App and web page records

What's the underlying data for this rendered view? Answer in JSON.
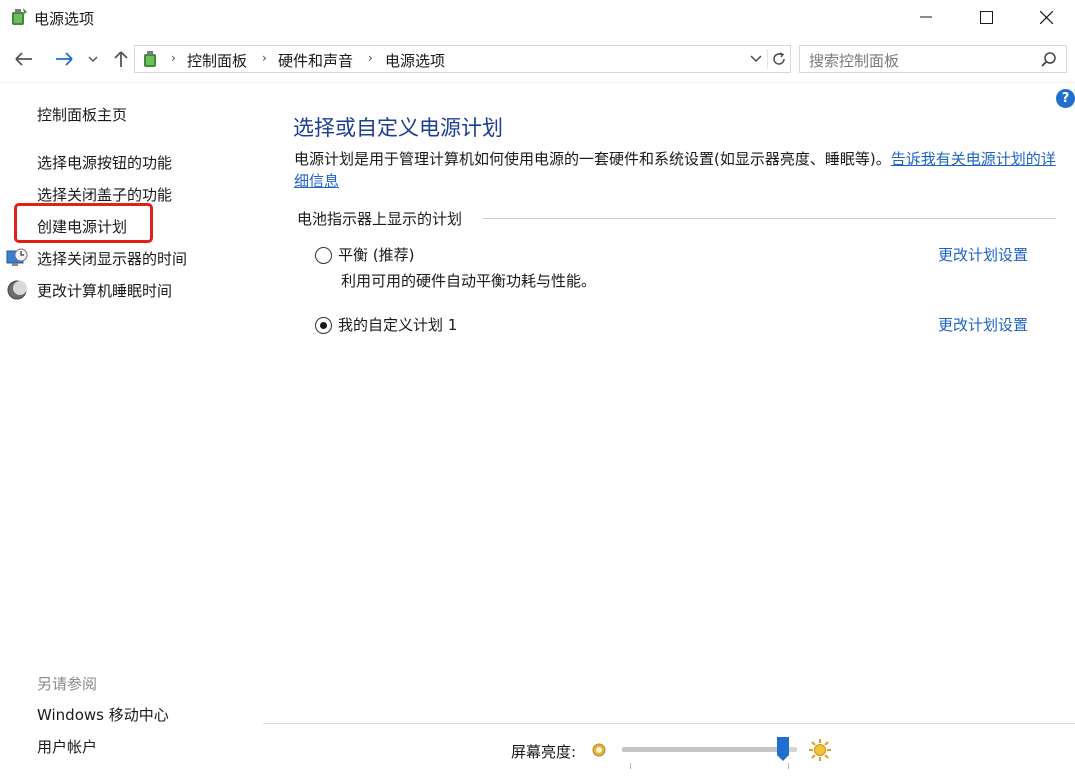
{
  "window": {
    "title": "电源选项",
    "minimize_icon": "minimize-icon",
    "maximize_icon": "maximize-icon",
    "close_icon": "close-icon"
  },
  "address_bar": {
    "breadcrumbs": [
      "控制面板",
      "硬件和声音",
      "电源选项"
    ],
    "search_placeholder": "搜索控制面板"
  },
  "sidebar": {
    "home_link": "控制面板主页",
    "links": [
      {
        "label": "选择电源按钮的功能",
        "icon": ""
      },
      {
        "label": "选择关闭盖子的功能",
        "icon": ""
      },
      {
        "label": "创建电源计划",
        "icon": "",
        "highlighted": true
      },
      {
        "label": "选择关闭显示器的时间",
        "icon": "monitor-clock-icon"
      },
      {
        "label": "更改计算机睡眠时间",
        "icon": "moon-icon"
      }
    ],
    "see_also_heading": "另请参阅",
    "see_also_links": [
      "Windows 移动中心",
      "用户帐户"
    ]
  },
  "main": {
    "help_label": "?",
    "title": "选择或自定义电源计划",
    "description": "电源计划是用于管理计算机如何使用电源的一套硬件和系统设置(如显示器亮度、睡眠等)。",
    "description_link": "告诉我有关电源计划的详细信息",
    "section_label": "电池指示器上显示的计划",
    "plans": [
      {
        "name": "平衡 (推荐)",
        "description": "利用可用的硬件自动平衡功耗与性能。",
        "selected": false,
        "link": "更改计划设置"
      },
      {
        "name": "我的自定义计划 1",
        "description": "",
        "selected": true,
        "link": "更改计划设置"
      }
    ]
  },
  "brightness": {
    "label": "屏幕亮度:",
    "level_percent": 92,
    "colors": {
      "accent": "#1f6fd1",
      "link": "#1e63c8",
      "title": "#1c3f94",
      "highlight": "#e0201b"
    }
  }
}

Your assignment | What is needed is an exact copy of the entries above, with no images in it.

Expected output |
What's the underlying data for this rendered view? Answer in JSON.
{
  "window": {
    "title": "电源选项",
    "minimize_icon": "minimize-icon",
    "maximize_icon": "maximize-icon",
    "close_icon": "close-icon"
  },
  "address_bar": {
    "breadcrumbs": [
      "控制面板",
      "硬件和声音",
      "电源选项"
    ],
    "search_placeholder": "搜索控制面板"
  },
  "sidebar": {
    "home_link": "控制面板主页",
    "links": [
      {
        "label": "选择电源按钮的功能",
        "icon": ""
      },
      {
        "label": "选择关闭盖子的功能",
        "icon": ""
      },
      {
        "label": "创建电源计划",
        "icon": "",
        "highlighted": true
      },
      {
        "label": "选择关闭显示器的时间",
        "icon": "monitor-clock-icon"
      },
      {
        "label": "更改计算机睡眠时间",
        "icon": "moon-icon"
      }
    ],
    "see_also_heading": "另请参阅",
    "see_also_links": [
      "Windows 移动中心",
      "用户帐户"
    ]
  },
  "main": {
    "help_label": "?",
    "title": "选择或自定义电源计划",
    "description": "电源计划是用于管理计算机如何使用电源的一套硬件和系统设置(如显示器亮度、睡眠等)。",
    "description_link": "告诉我有关电源计划的详细信息",
    "section_label": "电池指示器上显示的计划",
    "plans": [
      {
        "name": "平衡 (推荐)",
        "description": "利用可用的硬件自动平衡功耗与性能。",
        "selected": false,
        "link": "更改计划设置"
      },
      {
        "name": "我的自定义计划 1",
        "description": "",
        "selected": true,
        "link": "更改计划设置"
      }
    ]
  },
  "brightness": {
    "label": "屏幕亮度:",
    "level_percent": 92,
    "colors": {
      "accent": "#1f6fd1",
      "link": "#1e63c8",
      "title": "#1c3f94",
      "highlight": "#e0201b"
    }
  }
}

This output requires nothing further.